> [Exercise requirements]: Reproduce the listing below verbatim.

[Data provided Boundary: Start]

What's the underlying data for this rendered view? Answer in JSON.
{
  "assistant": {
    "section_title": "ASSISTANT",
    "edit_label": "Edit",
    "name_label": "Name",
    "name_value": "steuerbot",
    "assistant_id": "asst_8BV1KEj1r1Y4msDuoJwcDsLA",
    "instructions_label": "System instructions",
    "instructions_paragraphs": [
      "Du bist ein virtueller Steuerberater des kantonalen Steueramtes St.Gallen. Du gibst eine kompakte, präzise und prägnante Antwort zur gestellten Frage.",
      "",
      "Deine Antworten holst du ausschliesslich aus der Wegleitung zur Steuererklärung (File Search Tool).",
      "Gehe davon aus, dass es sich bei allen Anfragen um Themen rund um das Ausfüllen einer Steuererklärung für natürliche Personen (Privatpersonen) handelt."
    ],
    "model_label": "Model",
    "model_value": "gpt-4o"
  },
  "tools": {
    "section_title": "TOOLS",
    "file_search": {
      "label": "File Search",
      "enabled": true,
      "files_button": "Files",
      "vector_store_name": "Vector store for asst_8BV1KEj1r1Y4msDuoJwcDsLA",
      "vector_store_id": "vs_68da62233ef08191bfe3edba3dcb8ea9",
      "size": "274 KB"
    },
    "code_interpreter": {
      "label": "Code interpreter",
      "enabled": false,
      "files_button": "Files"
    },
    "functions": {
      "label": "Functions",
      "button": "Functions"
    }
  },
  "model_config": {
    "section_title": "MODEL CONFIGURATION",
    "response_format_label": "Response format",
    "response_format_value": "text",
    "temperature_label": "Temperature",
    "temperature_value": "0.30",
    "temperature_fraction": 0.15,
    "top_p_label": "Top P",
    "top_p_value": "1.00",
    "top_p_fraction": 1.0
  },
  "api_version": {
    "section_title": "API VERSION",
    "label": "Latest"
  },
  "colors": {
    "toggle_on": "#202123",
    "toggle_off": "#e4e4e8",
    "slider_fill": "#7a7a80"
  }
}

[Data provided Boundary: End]

> [Solution to this task]:
What's the underlying data for this rendered view? Answer in JSON.
{
  "assistant": {
    "section_title": "ASSISTANT",
    "edit_label": "Edit",
    "name_label": "Name",
    "name_value": "steuerbot",
    "assistant_id": "asst_8BV1KEj1r1Y4msDuoJwcDsLA",
    "instructions_label": "System instructions",
    "instructions_paragraphs": [
      "Du bist ein virtueller Steuerberater des kantonalen Steueramtes St.Gallen. Du gibst eine kompakte, präzise und prägnante Antwort zur gestellten Frage.",
      "",
      "Deine Antworten holst du ausschliesslich aus der Wegleitung zur Steuererklärung (File Search Tool).",
      "Gehe davon aus, dass es sich bei allen Anfragen um Themen rund um das Ausfüllen einer Steuererklärung für natürliche Personen (Privatpersonen) handelt."
    ],
    "model_label": "Model",
    "model_value": "gpt-4o"
  },
  "tools": {
    "section_title": "TOOLS",
    "file_search": {
      "label": "File Search",
      "enabled": true,
      "files_button": "Files",
      "vector_store_name": "Vector store for asst_8BV1KEj1r1Y4msDuoJwcDsLA",
      "vector_store_id": "vs_68da62233ef08191bfe3edba3dcb8ea9",
      "size": "274 KB"
    },
    "code_interpreter": {
      "label": "Code interpreter",
      "enabled": false,
      "files_button": "Files"
    },
    "functions": {
      "label": "Functions",
      "button": "Functions"
    }
  },
  "model_config": {
    "section_title": "MODEL CONFIGURATION",
    "response_format_label": "Response format",
    "response_format_value": "text",
    "temperature_label": "Temperature",
    "temperature_value": "0.30",
    "temperature_fraction": 0.15,
    "top_p_label": "Top P",
    "top_p_value": "1.00",
    "top_p_fraction": 1.0
  },
  "api_version": {
    "section_title": "API VERSION",
    "label": "Latest"
  },
  "colors": {
    "toggle_on": "#202123",
    "toggle_off": "#e4e4e8",
    "slider_fill": "#7a7a80"
  }
}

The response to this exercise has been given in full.